### Assignment
Here is the listing. Report each line in it that contains the string "this".

### Excerpted data
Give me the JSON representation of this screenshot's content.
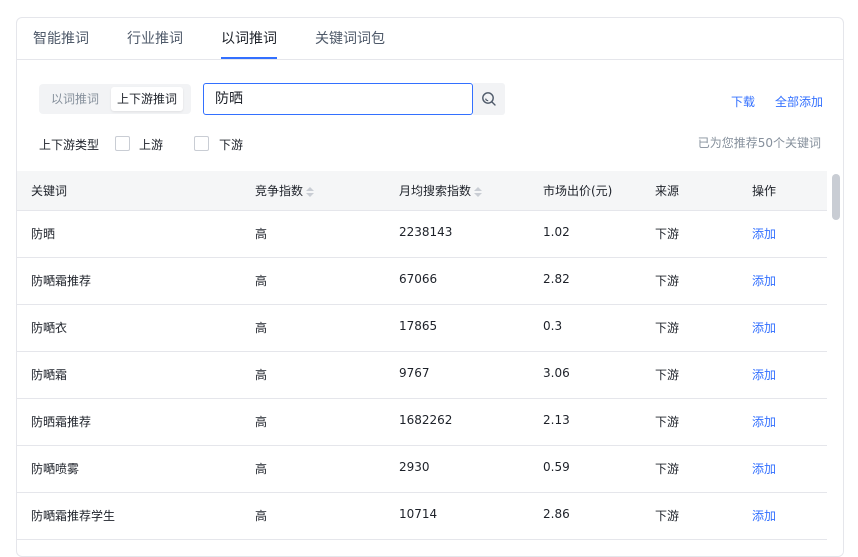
{
  "tabs": [
    {
      "label": "智能推词"
    },
    {
      "label": "行业推词"
    },
    {
      "label": "以词推词"
    },
    {
      "label": "关键词词包"
    }
  ],
  "mode_switch": {
    "options": [
      "以词推词",
      "上下游推词"
    ],
    "selected": "上下游推词"
  },
  "search": {
    "value": "防晒"
  },
  "actions": {
    "download": "下载",
    "add_all": "全部添加"
  },
  "filter": {
    "label": "上下游类型",
    "options": [
      "上游",
      "下游"
    ]
  },
  "hint": "已为您推荐50个关键词",
  "table": {
    "columns": [
      "关键词",
      "竞争指数",
      "月均搜索指数",
      "市场出价(元)",
      "来源",
      "操作"
    ],
    "rows": [
      {
        "keyword": "防晒",
        "competition": "高",
        "monthly_search": "2238143",
        "bid": "1.02",
        "source": "下游",
        "action": "添加"
      },
      {
        "keyword": "防嗮霜推荐",
        "competition": "高",
        "monthly_search": "67066",
        "bid": "2.82",
        "source": "下游",
        "action": "添加"
      },
      {
        "keyword": "防嗮衣",
        "competition": "高",
        "monthly_search": "17865",
        "bid": "0.3",
        "source": "下游",
        "action": "添加"
      },
      {
        "keyword": "防嗮霜",
        "competition": "高",
        "monthly_search": "9767",
        "bid": "3.06",
        "source": "下游",
        "action": "添加"
      },
      {
        "keyword": "防晒霜推荐",
        "competition": "高",
        "monthly_search": "1682262",
        "bid": "2.13",
        "source": "下游",
        "action": "添加"
      },
      {
        "keyword": "防嗮喷雾",
        "competition": "高",
        "monthly_search": "2930",
        "bid": "0.59",
        "source": "下游",
        "action": "添加"
      },
      {
        "keyword": "防嗮霜推荐学生",
        "competition": "高",
        "monthly_search": "10714",
        "bid": "2.86",
        "source": "下游",
        "action": "添加"
      }
    ]
  },
  "colors": {
    "accent": "#3370ff",
    "border": "#e5e6eb",
    "muted": "#86909c"
  }
}
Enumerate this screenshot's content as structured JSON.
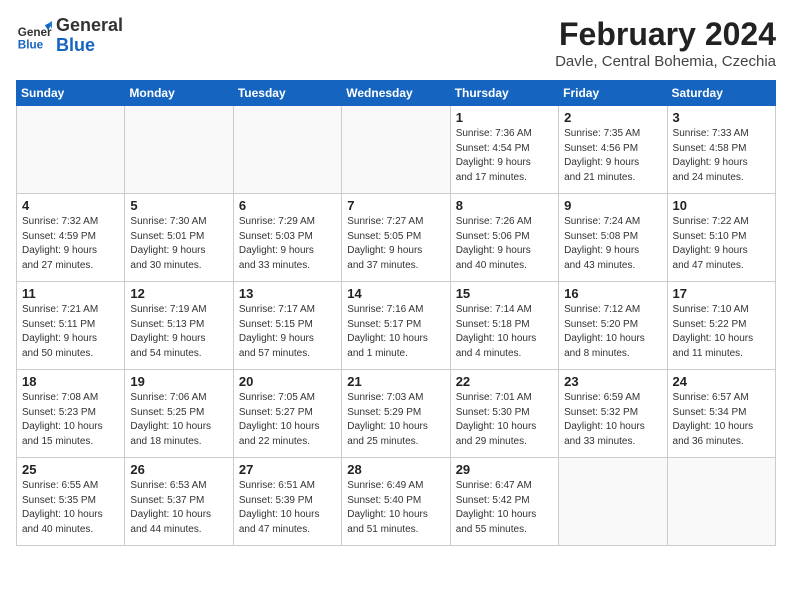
{
  "header": {
    "logo_general": "General",
    "logo_blue": "Blue",
    "month_year": "February 2024",
    "location": "Davle, Central Bohemia, Czechia"
  },
  "weekdays": [
    "Sunday",
    "Monday",
    "Tuesday",
    "Wednesday",
    "Thursday",
    "Friday",
    "Saturday"
  ],
  "weeks": [
    [
      {
        "day": "",
        "info": ""
      },
      {
        "day": "",
        "info": ""
      },
      {
        "day": "",
        "info": ""
      },
      {
        "day": "",
        "info": ""
      },
      {
        "day": "1",
        "info": "Sunrise: 7:36 AM\nSunset: 4:54 PM\nDaylight: 9 hours\nand 17 minutes."
      },
      {
        "day": "2",
        "info": "Sunrise: 7:35 AM\nSunset: 4:56 PM\nDaylight: 9 hours\nand 21 minutes."
      },
      {
        "day": "3",
        "info": "Sunrise: 7:33 AM\nSunset: 4:58 PM\nDaylight: 9 hours\nand 24 minutes."
      }
    ],
    [
      {
        "day": "4",
        "info": "Sunrise: 7:32 AM\nSunset: 4:59 PM\nDaylight: 9 hours\nand 27 minutes."
      },
      {
        "day": "5",
        "info": "Sunrise: 7:30 AM\nSunset: 5:01 PM\nDaylight: 9 hours\nand 30 minutes."
      },
      {
        "day": "6",
        "info": "Sunrise: 7:29 AM\nSunset: 5:03 PM\nDaylight: 9 hours\nand 33 minutes."
      },
      {
        "day": "7",
        "info": "Sunrise: 7:27 AM\nSunset: 5:05 PM\nDaylight: 9 hours\nand 37 minutes."
      },
      {
        "day": "8",
        "info": "Sunrise: 7:26 AM\nSunset: 5:06 PM\nDaylight: 9 hours\nand 40 minutes."
      },
      {
        "day": "9",
        "info": "Sunrise: 7:24 AM\nSunset: 5:08 PM\nDaylight: 9 hours\nand 43 minutes."
      },
      {
        "day": "10",
        "info": "Sunrise: 7:22 AM\nSunset: 5:10 PM\nDaylight: 9 hours\nand 47 minutes."
      }
    ],
    [
      {
        "day": "11",
        "info": "Sunrise: 7:21 AM\nSunset: 5:11 PM\nDaylight: 9 hours\nand 50 minutes."
      },
      {
        "day": "12",
        "info": "Sunrise: 7:19 AM\nSunset: 5:13 PM\nDaylight: 9 hours\nand 54 minutes."
      },
      {
        "day": "13",
        "info": "Sunrise: 7:17 AM\nSunset: 5:15 PM\nDaylight: 9 hours\nand 57 minutes."
      },
      {
        "day": "14",
        "info": "Sunrise: 7:16 AM\nSunset: 5:17 PM\nDaylight: 10 hours\nand 1 minute."
      },
      {
        "day": "15",
        "info": "Sunrise: 7:14 AM\nSunset: 5:18 PM\nDaylight: 10 hours\nand 4 minutes."
      },
      {
        "day": "16",
        "info": "Sunrise: 7:12 AM\nSunset: 5:20 PM\nDaylight: 10 hours\nand 8 minutes."
      },
      {
        "day": "17",
        "info": "Sunrise: 7:10 AM\nSunset: 5:22 PM\nDaylight: 10 hours\nand 11 minutes."
      }
    ],
    [
      {
        "day": "18",
        "info": "Sunrise: 7:08 AM\nSunset: 5:23 PM\nDaylight: 10 hours\nand 15 minutes."
      },
      {
        "day": "19",
        "info": "Sunrise: 7:06 AM\nSunset: 5:25 PM\nDaylight: 10 hours\nand 18 minutes."
      },
      {
        "day": "20",
        "info": "Sunrise: 7:05 AM\nSunset: 5:27 PM\nDaylight: 10 hours\nand 22 minutes."
      },
      {
        "day": "21",
        "info": "Sunrise: 7:03 AM\nSunset: 5:29 PM\nDaylight: 10 hours\nand 25 minutes."
      },
      {
        "day": "22",
        "info": "Sunrise: 7:01 AM\nSunset: 5:30 PM\nDaylight: 10 hours\nand 29 minutes."
      },
      {
        "day": "23",
        "info": "Sunrise: 6:59 AM\nSunset: 5:32 PM\nDaylight: 10 hours\nand 33 minutes."
      },
      {
        "day": "24",
        "info": "Sunrise: 6:57 AM\nSunset: 5:34 PM\nDaylight: 10 hours\nand 36 minutes."
      }
    ],
    [
      {
        "day": "25",
        "info": "Sunrise: 6:55 AM\nSunset: 5:35 PM\nDaylight: 10 hours\nand 40 minutes."
      },
      {
        "day": "26",
        "info": "Sunrise: 6:53 AM\nSunset: 5:37 PM\nDaylight: 10 hours\nand 44 minutes."
      },
      {
        "day": "27",
        "info": "Sunrise: 6:51 AM\nSunset: 5:39 PM\nDaylight: 10 hours\nand 47 minutes."
      },
      {
        "day": "28",
        "info": "Sunrise: 6:49 AM\nSunset: 5:40 PM\nDaylight: 10 hours\nand 51 minutes."
      },
      {
        "day": "29",
        "info": "Sunrise: 6:47 AM\nSunset: 5:42 PM\nDaylight: 10 hours\nand 55 minutes."
      },
      {
        "day": "",
        "info": ""
      },
      {
        "day": "",
        "info": ""
      }
    ]
  ]
}
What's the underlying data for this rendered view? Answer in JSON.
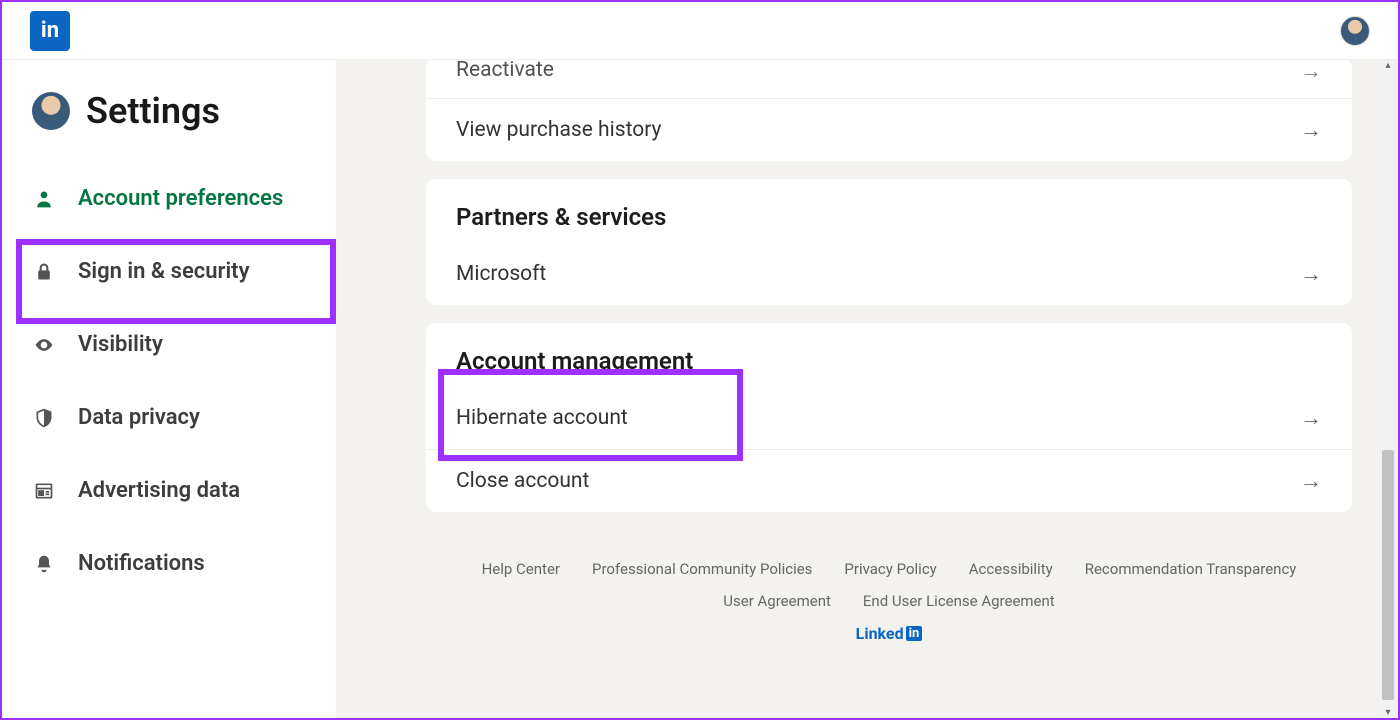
{
  "header": {
    "logo_text": "in"
  },
  "sidebar": {
    "title": "Settings",
    "items": [
      {
        "label": "Account preferences"
      },
      {
        "label": "Sign in & security"
      },
      {
        "label": "Visibility"
      },
      {
        "label": "Data privacy"
      },
      {
        "label": "Advertising data"
      },
      {
        "label": "Notifications"
      }
    ]
  },
  "main": {
    "top_card": {
      "rows": [
        {
          "label": "Reactivate"
        },
        {
          "label": "View purchase history"
        }
      ]
    },
    "partners": {
      "title": "Partners & services",
      "rows": [
        {
          "label": "Microsoft"
        }
      ]
    },
    "management": {
      "title": "Account management",
      "rows": [
        {
          "label": "Hibernate account"
        },
        {
          "label": "Close account"
        }
      ]
    }
  },
  "footer": {
    "links_row1": [
      "Help Center",
      "Professional Community Policies",
      "Privacy Policy",
      "Accessibility",
      "Recommendation Transparency"
    ],
    "links_row2": [
      "User Agreement",
      "End User License Agreement"
    ],
    "brand": "Linked"
  }
}
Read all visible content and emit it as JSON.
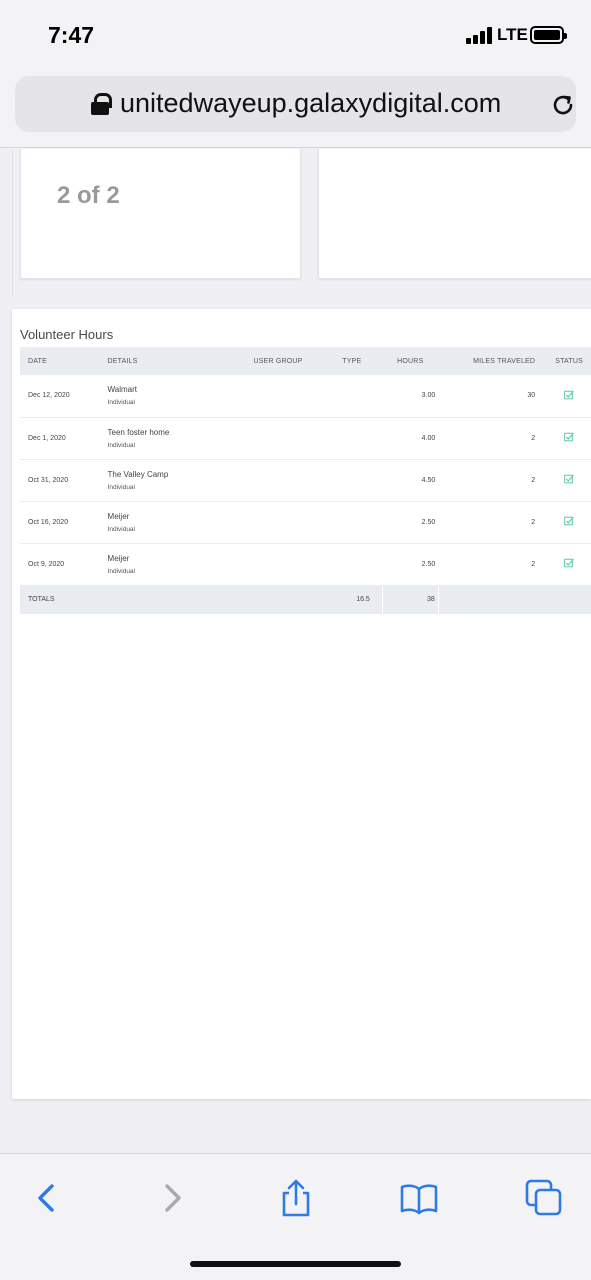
{
  "status_bar": {
    "time": "7:47",
    "network": "LTE"
  },
  "browser": {
    "url": "unitedwayeup.galaxydigital.com"
  },
  "page": {
    "pagination": "2 of 2",
    "volunteer_hours": {
      "title": "Volunteer Hours",
      "columns": [
        "DATE",
        "DETAILS",
        "USER GROUP",
        "TYPE",
        "HOURS",
        "MILES TRAVELED",
        "STATUS"
      ],
      "rows": [
        {
          "date": "Dec 12, 2020",
          "details": "Walmart",
          "sub": "Individual",
          "user_group": "",
          "type": "",
          "hours": "3.00",
          "miles": "30",
          "status": "approved"
        },
        {
          "date": "Dec 1, 2020",
          "details": "Teen foster home",
          "sub": "Individual",
          "user_group": "",
          "type": "",
          "hours": "4.00",
          "miles": "2",
          "status": "approved"
        },
        {
          "date": "Oct 31, 2020",
          "details": "The Valley Camp",
          "sub": "Individual",
          "user_group": "",
          "type": "",
          "hours": "4.50",
          "miles": "2",
          "status": "approved"
        },
        {
          "date": "Oct 16, 2020",
          "details": "Meijer",
          "sub": "Individual",
          "user_group": "",
          "type": "",
          "hours": "2.50",
          "miles": "2",
          "status": "approved"
        },
        {
          "date": "Oct 9, 2020",
          "details": "Meijer",
          "sub": "Individual",
          "user_group": "",
          "type": "",
          "hours": "2.50",
          "miles": "2",
          "status": "approved"
        }
      ],
      "totals": {
        "label": "TOTALS",
        "hours": "16.5",
        "miles": "38"
      }
    }
  },
  "toolbar": {
    "icons": [
      "back-icon",
      "forward-icon",
      "share-icon",
      "bookmarks-icon",
      "tabs-icon"
    ]
  },
  "colors": {
    "accent": "#2f7be5",
    "check": "#52c49a",
    "table_header": "#e9edf2"
  }
}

### Written answer
Give me the JSON representation of this screenshot's content.
Enumerate this screenshot's content as structured JSON.
What's the underlying data for this rendered view? Answer in JSON.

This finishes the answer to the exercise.